The grandiose Jordanian city of Petra, carved out of pink rock, is a first-rate tourist destination. So why has its twin city, in the Saudi desert, been forgotten for so long? Because it is said to be under an ancient curse.


The region of Qasr al-Bint in the city of Mada’in Saleh. Photo: Emmanuel Guyetand.

The grandiose Jordanian city of Petra, carved out of pink rock, is a first-rate tourist destination. So why has its twin city, in the Saudi desert, been forgotten for so long? Because it is said to be under an ancient curse.

This site, in the north-west of Saudi Arabia, is known in the West as Mada'in Saleh, or the towns of Saleh, from the name of the prophet who, according to the Koran, tried long before Mohammed to convert the Thamudtribe to the religion of one God. The town was however not built by the Thamudis, whose presence at this site is not proven archaeologically, but by the Nabateans. Mada'in Saleh constituted the southern point of their kingdom which prospered between the third century BC and the fourth century AD and stretched from the south of Jordan to the north of the Arabian peninsula. The Nabateans also built Petra, their political capital.

The region of Al-Khuraymat in the city of Mada'in Saleh. Photo: Emmanuel Guyetand.

Another view of Al-Khuraymat. Photo: Emmanuel Guyetand.

It was only at the start of the 20th century that the exploration of this site began. However, very little work was undertaken until 2001, when a Franco-Saudi archaeological mission was given the task of carrying out digs and documenting the site. Mada'in Saleh was listed in July 2008 as a UNESCO World Heritage site, becoming the first Saudi site to feature.

Façade of a tomb. The monumental tombs were no doubt reserved for the notables of the town. Photo taken at Al-Khuraymat by Emmanuel Guyetand.

Funerary rock architecture at Al-Khuraymat. Photo: Emmanuel Guyetand.

View of Mount Ethlib at Mada’in Saleh. Photo: Emmanuel Guyetand.

Another view of Mont Ethlib. Photo: Emmanuel Guyetan.

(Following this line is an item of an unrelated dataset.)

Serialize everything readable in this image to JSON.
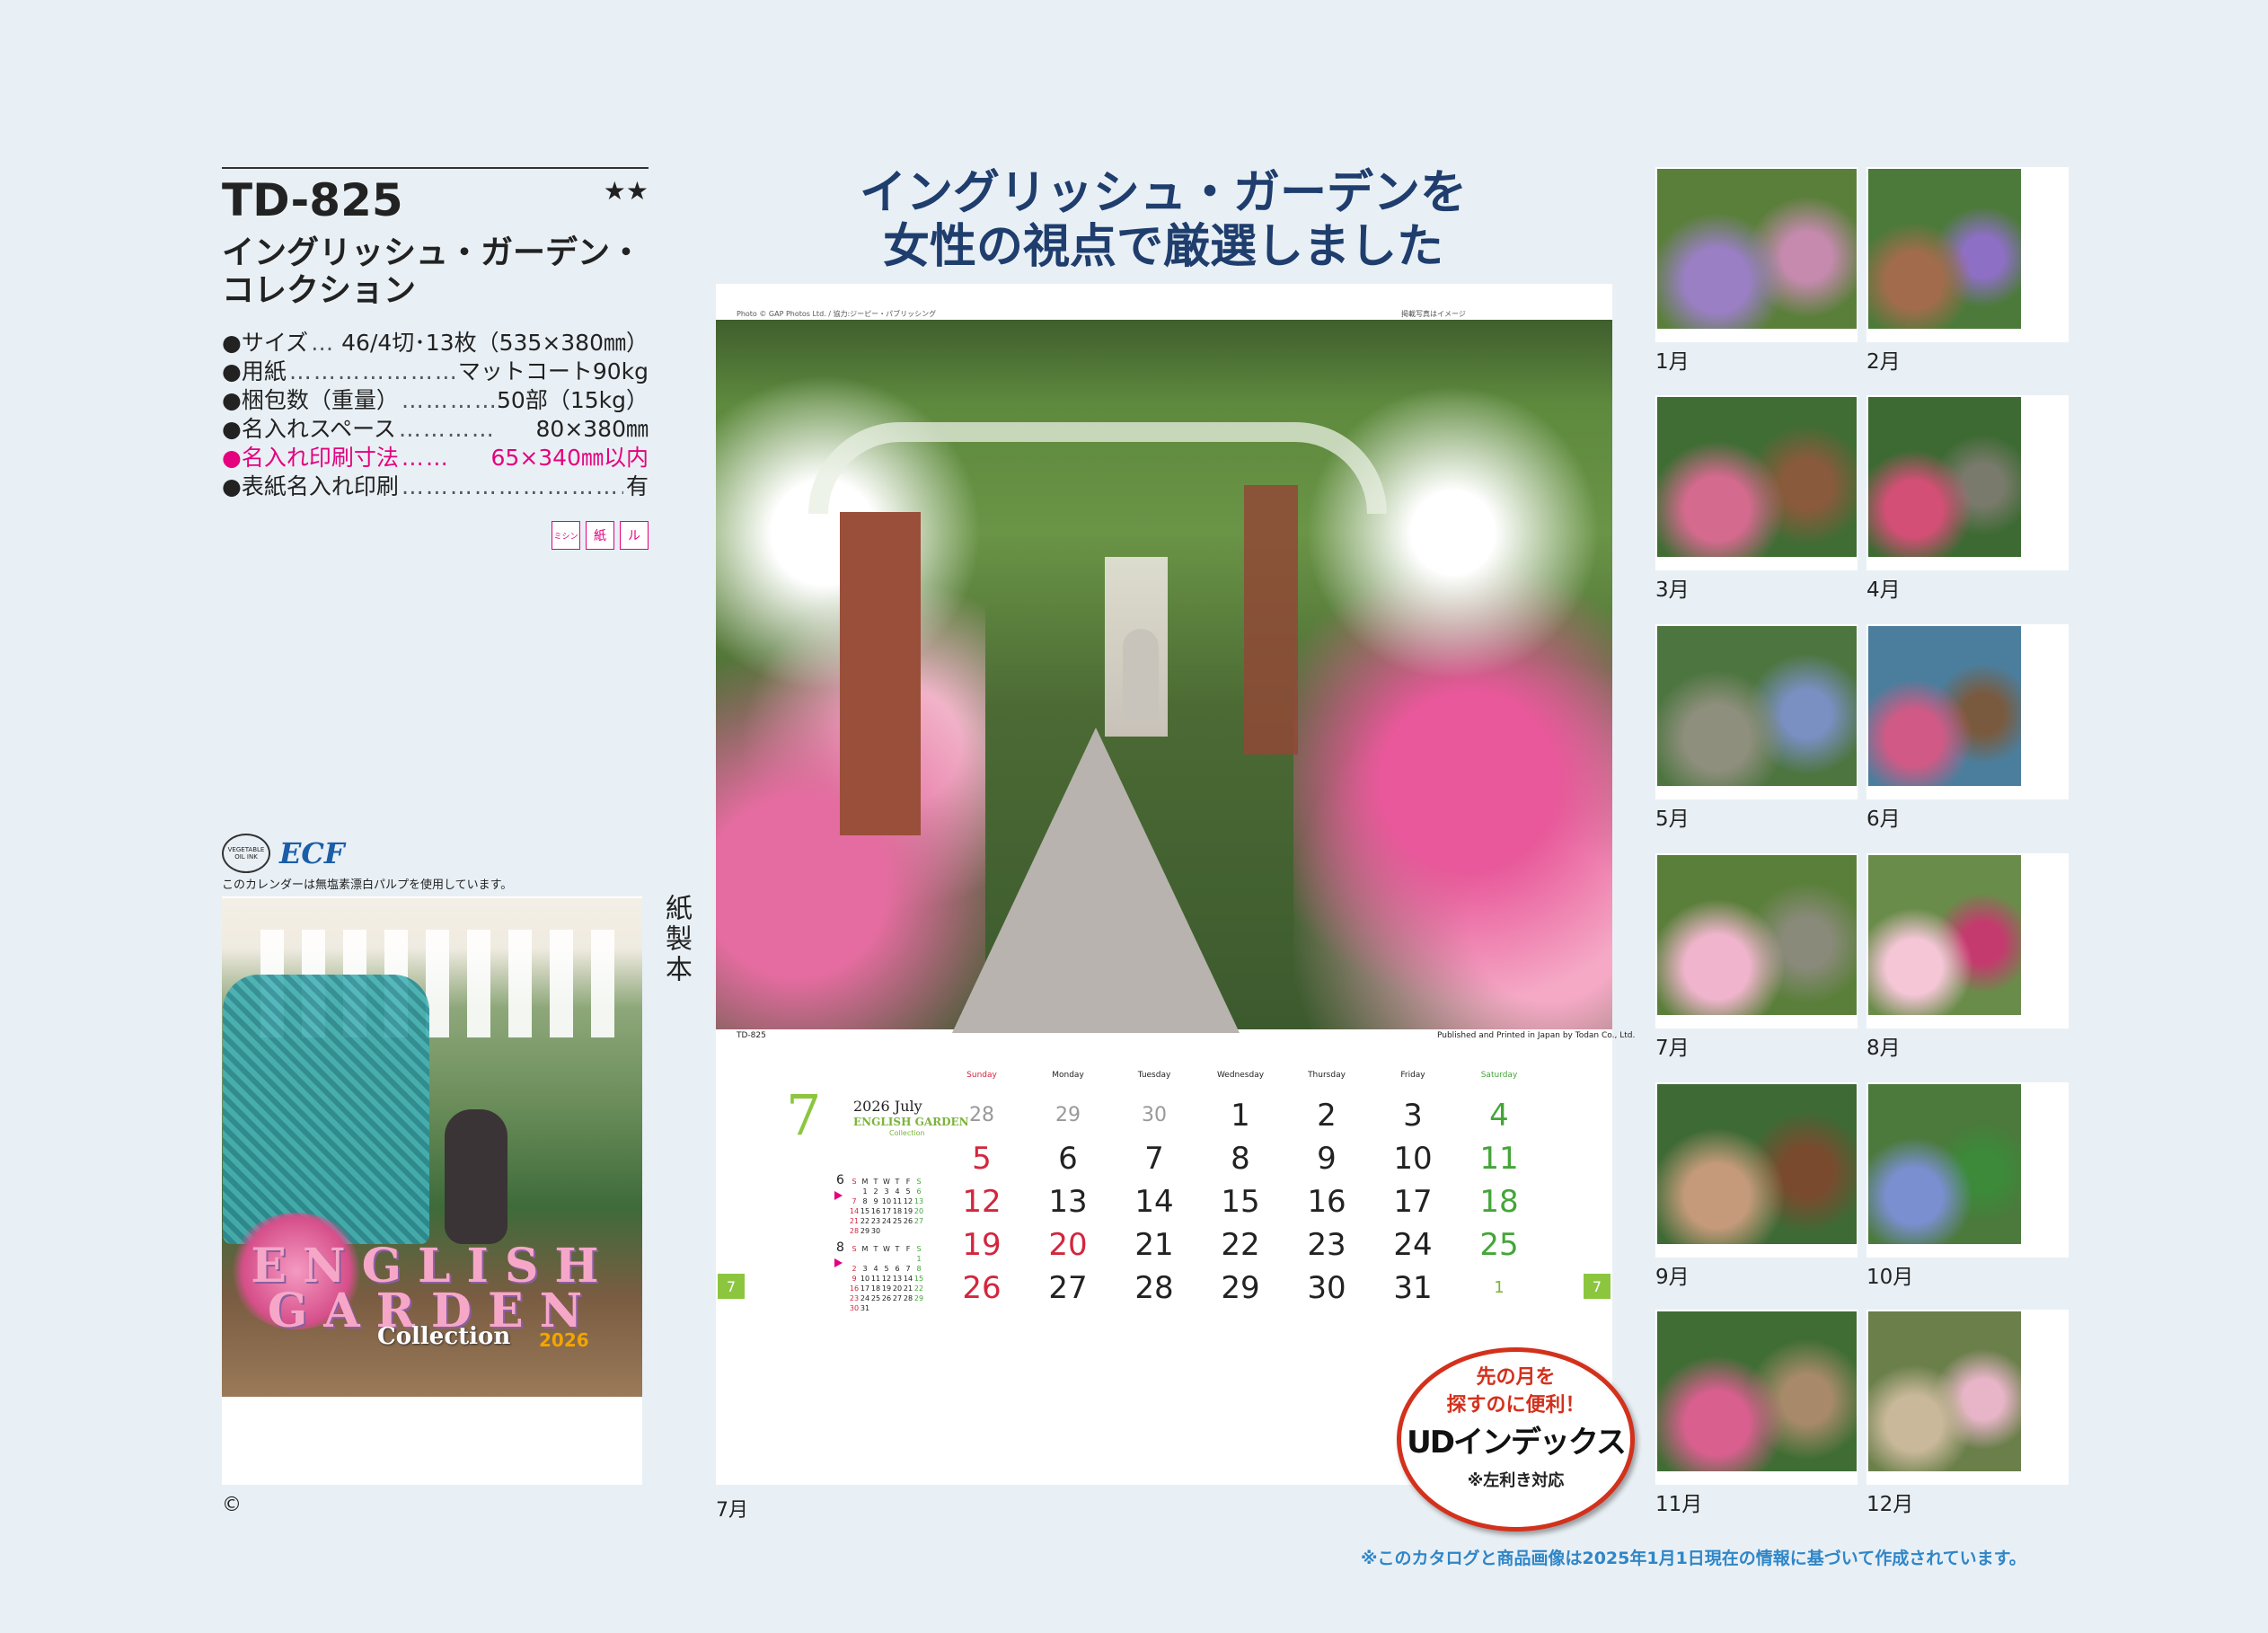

Video filmed at Mada’in Saleh by Emmanuel Guyetand in May 2002.

"The curse originates in the main book of Islam"

Emmanuel Guyetand is a systems integrator engineer in Toulon, France. He visited Mada'in Saleh in 2002 and keeps a well-documented blog on this archaeological site.

I was lucky enough to discover this exceptional site during a stopover on the aircraft carrier "Charles de Gaulle" in Jeddah in May 2002. Back then, I was a marine officer in charge of a programme for the ship's TV channel. I was invited by the Saudi navy, along with twenty or so members of our crew, to share this exceptional moment.

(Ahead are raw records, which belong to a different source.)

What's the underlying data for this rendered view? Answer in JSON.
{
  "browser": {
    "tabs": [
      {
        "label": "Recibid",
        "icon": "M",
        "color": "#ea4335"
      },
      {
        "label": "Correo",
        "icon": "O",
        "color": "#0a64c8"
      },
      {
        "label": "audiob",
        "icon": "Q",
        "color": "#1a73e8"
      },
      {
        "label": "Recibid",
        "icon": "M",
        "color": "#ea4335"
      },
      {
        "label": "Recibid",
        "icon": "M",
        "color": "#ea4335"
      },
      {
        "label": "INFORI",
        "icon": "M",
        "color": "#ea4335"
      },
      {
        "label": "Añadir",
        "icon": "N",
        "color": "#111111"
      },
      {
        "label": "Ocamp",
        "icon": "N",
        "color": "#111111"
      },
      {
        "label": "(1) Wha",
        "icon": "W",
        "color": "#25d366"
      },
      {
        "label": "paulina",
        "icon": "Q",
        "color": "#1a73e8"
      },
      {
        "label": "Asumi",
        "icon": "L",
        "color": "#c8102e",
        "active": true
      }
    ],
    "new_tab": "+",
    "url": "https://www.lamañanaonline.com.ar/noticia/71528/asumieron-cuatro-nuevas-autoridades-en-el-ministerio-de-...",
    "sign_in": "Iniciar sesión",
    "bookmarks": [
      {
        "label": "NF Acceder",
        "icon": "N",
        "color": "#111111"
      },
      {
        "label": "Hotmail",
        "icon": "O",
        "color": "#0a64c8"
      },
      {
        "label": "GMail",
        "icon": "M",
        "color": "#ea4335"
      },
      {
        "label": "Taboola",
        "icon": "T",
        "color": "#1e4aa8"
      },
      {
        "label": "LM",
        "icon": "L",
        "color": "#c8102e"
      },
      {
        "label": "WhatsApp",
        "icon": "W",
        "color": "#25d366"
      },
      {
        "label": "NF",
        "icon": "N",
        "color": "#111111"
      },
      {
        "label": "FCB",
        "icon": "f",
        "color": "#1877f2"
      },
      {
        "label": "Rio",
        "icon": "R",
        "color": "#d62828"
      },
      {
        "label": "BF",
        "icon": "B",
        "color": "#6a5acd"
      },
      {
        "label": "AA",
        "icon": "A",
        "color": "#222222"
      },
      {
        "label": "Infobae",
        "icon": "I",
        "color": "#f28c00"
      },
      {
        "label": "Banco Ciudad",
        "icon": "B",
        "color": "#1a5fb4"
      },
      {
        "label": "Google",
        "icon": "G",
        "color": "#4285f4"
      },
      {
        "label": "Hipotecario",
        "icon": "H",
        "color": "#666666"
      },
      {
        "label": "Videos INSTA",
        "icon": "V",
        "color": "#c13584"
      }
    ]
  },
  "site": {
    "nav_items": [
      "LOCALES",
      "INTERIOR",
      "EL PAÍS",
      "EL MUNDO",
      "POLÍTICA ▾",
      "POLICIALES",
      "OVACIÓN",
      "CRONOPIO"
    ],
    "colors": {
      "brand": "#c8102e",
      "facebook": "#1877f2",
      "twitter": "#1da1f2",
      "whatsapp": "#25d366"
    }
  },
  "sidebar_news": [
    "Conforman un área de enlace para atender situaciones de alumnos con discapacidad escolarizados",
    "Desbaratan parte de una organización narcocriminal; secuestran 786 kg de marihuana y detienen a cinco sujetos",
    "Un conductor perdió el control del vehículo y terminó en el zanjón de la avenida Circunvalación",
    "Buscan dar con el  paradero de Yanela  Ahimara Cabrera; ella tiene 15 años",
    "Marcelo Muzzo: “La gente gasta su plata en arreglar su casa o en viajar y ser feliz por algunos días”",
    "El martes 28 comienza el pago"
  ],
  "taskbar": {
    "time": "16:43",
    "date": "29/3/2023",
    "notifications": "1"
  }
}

The site is under permanent police surveillance and is not open to tourists. However, expatriates working in Saudi Arabia can enter by obtaining authorisation from the Riyadh department of antiquities and museums, on the recommendation of their company or embassy. But the site is often frequented by foreign VIPs staying in the country, and by the Saudi elite.

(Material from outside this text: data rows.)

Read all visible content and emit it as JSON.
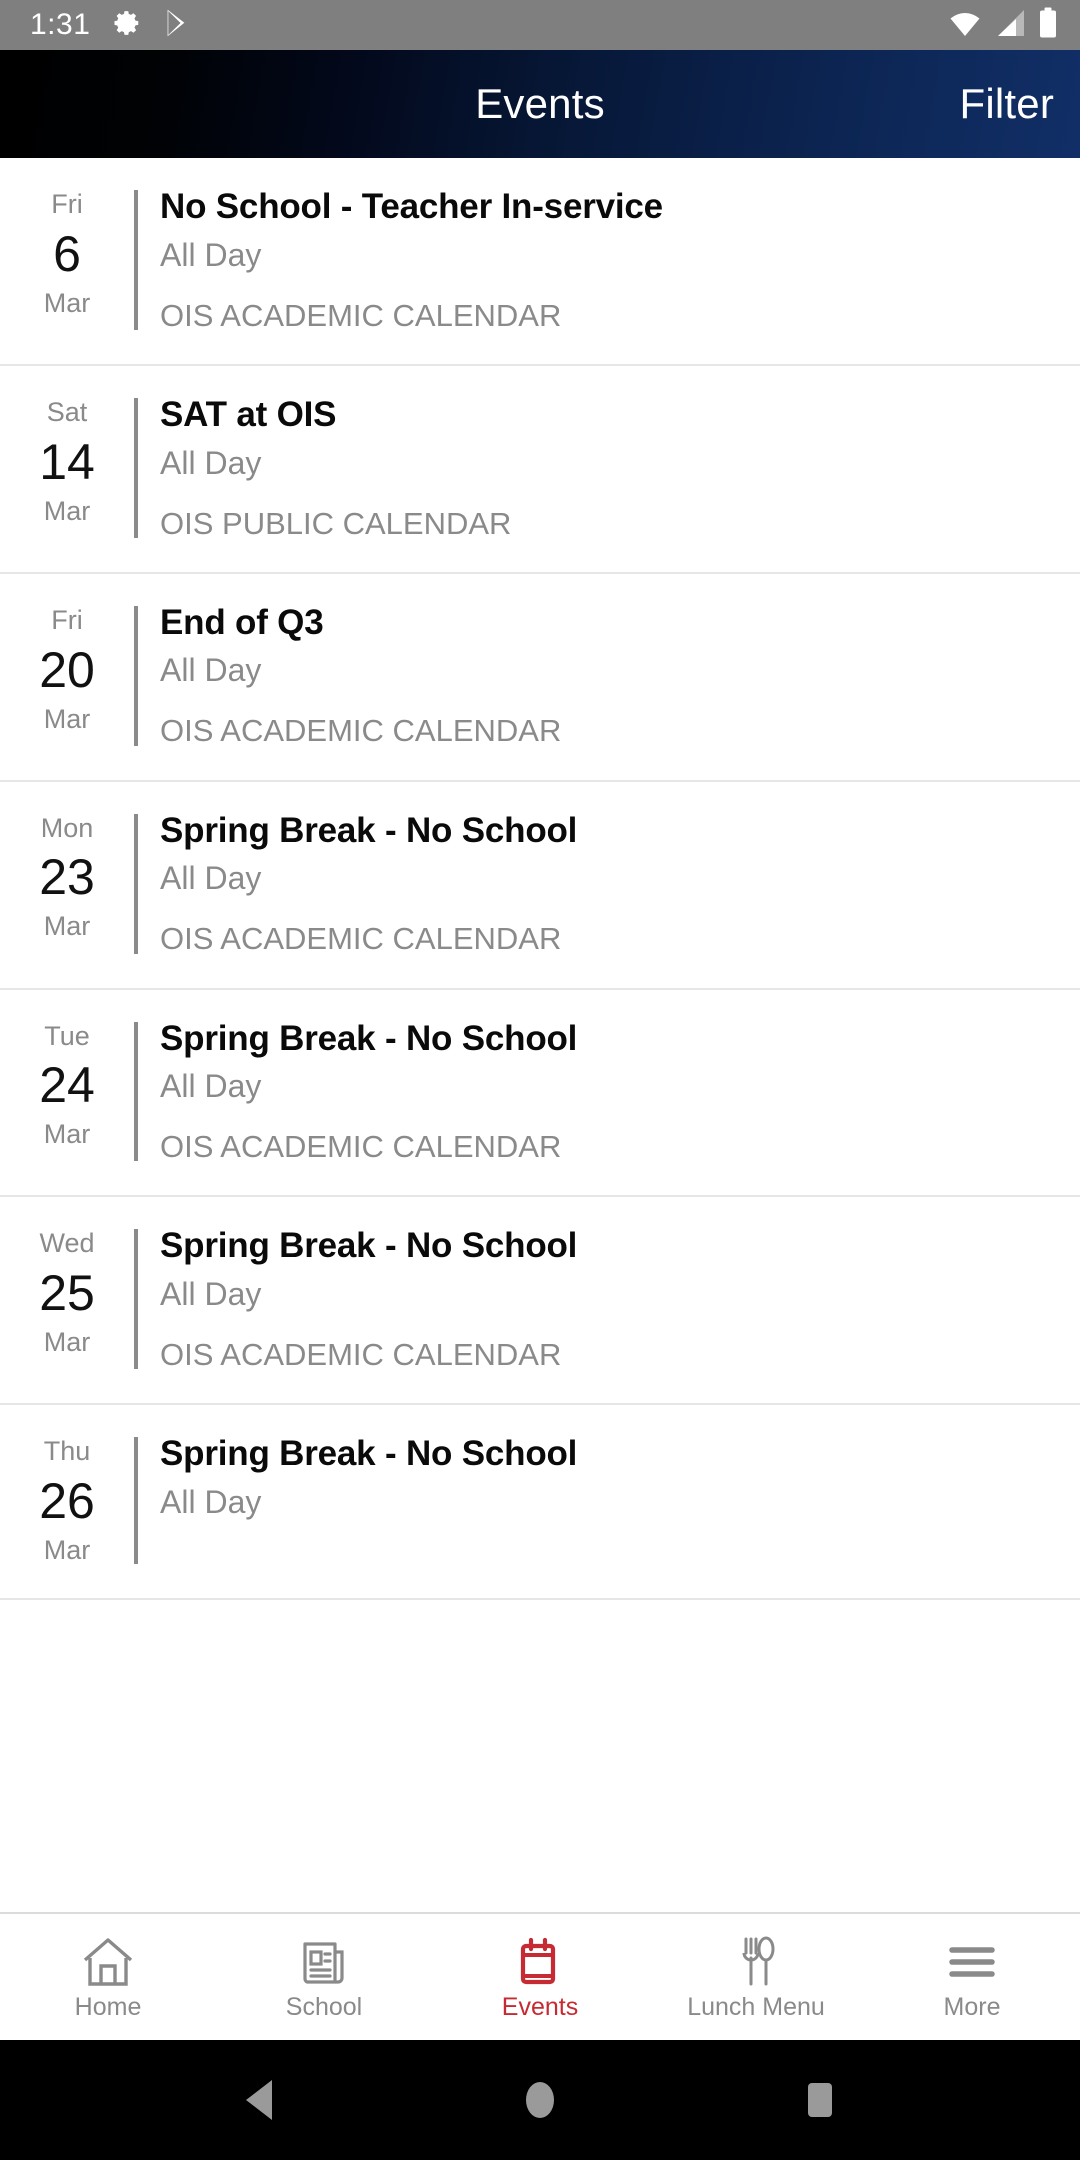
{
  "status_bar": {
    "time": "1:31",
    "left_icons": [
      "settings-gear-icon",
      "play-store-icon"
    ],
    "right_icons": [
      "wifi-icon",
      "cell-signal-icon",
      "battery-icon"
    ],
    "background_color": "#7f7f7f"
  },
  "header": {
    "title": "Events",
    "filter_label": "Filter",
    "gradient_start": "#000000",
    "gradient_end": "#112f67"
  },
  "events": [
    {
      "dow": "Fri",
      "day": "6",
      "month": "Mar",
      "title": "No School - Teacher In-service",
      "time": "All Day",
      "calendar": "OIS ACADEMIC CALENDAR"
    },
    {
      "dow": "Sat",
      "day": "14",
      "month": "Mar",
      "title": "SAT at OIS",
      "time": "All Day",
      "calendar": "OIS PUBLIC CALENDAR"
    },
    {
      "dow": "Fri",
      "day": "20",
      "month": "Mar",
      "title": "End of Q3",
      "time": "All Day",
      "calendar": "OIS ACADEMIC CALENDAR"
    },
    {
      "dow": "Mon",
      "day": "23",
      "month": "Mar",
      "title": "Spring Break - No School",
      "time": "All Day",
      "calendar": "OIS ACADEMIC CALENDAR"
    },
    {
      "dow": "Tue",
      "day": "24",
      "month": "Mar",
      "title": "Spring Break - No School",
      "time": "All Day",
      "calendar": "OIS ACADEMIC CALENDAR"
    },
    {
      "dow": "Wed",
      "day": "25",
      "month": "Mar",
      "title": "Spring Break - No School",
      "time": "All Day",
      "calendar": "OIS ACADEMIC CALENDAR"
    },
    {
      "dow": "Thu",
      "day": "26",
      "month": "Mar",
      "title": "Spring Break - No School",
      "time": "All Day",
      "calendar": ""
    }
  ],
  "tab_bar": {
    "active_color": "#c62a32",
    "inactive_color": "#8a8a8a",
    "items": [
      {
        "label": "Home",
        "icon": "home-icon",
        "active": false
      },
      {
        "label": "School",
        "icon": "newspaper-icon",
        "active": false
      },
      {
        "label": "Events",
        "icon": "calendar-icon",
        "active": true
      },
      {
        "label": "Lunch Menu",
        "icon": "fork-spoon-icon",
        "active": false
      },
      {
        "label": "More",
        "icon": "hamburger-menu-icon",
        "active": false
      }
    ]
  },
  "android_nav": {
    "back": "back-triangle-icon",
    "home": "home-circle-icon",
    "recents": "recents-square-icon"
  }
}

In addition, the hotels of the Al-'Ula valley, which adjoins Mada'in Saleh, are all 5-star establishments.

Most Saudis are not interested in this site, which is said to be under an ancient curse. The curse originates from the main book of Islam. The Koran tells the story of a miraculous camel, which was considered proof of the existence of only one God. However, the camel was killed by the tribe of the Thamudis (the prophet Saleh designated the camel as the "camel of God" and ordered the Thamudis not to harm it on pain of death. But the Thamudis disregarded this threat and killed the camel. The Koran says that three days later, a loud scream killed the Thamudis - editor's note). Besides, we get the impression that for the Saudis the important thing is elsewhere, "much higher up"!  History, as understood by a Westerner, is not their cup of tea.

View of Qasr al-Farid at sunset. Photo: Emmanuel Guyetand.

Qasr al-Farid is the place which impressed me the most. There is such a force which emerges from this magnificently carved rock which serves as a final resting place. Archaeologists think that its rock faces were painted at the time. This force is reinforced by the isolated aspect of the tomb compared to the rest of the site, which gives it a certain majesty, as if it was the door to another world, the door before which you take the time to sit and talk about this life which is ending and say to yourself that it is not yet totally over, as its imprint remains carved in the stone!"